* Supplied entries
-- Opening Marker --

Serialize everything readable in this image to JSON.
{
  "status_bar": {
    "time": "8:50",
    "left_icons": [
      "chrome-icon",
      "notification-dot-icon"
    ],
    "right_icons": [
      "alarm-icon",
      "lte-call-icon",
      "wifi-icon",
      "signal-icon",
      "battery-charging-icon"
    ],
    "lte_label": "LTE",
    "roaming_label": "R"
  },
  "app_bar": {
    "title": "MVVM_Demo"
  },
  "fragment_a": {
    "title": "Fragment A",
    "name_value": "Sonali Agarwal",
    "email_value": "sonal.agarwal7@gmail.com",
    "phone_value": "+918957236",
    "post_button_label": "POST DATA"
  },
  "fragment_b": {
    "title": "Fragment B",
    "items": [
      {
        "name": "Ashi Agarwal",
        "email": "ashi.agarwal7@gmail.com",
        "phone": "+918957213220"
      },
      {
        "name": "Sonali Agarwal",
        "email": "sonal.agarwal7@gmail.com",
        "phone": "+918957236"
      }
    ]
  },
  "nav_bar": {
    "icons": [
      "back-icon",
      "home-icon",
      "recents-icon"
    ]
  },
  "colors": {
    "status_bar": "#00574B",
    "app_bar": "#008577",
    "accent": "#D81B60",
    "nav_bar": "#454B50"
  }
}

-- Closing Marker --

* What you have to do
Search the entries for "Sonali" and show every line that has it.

* Exercise answer
    "name_value": "Sonali Agarwal",
        "name": "Sonali Agarwal",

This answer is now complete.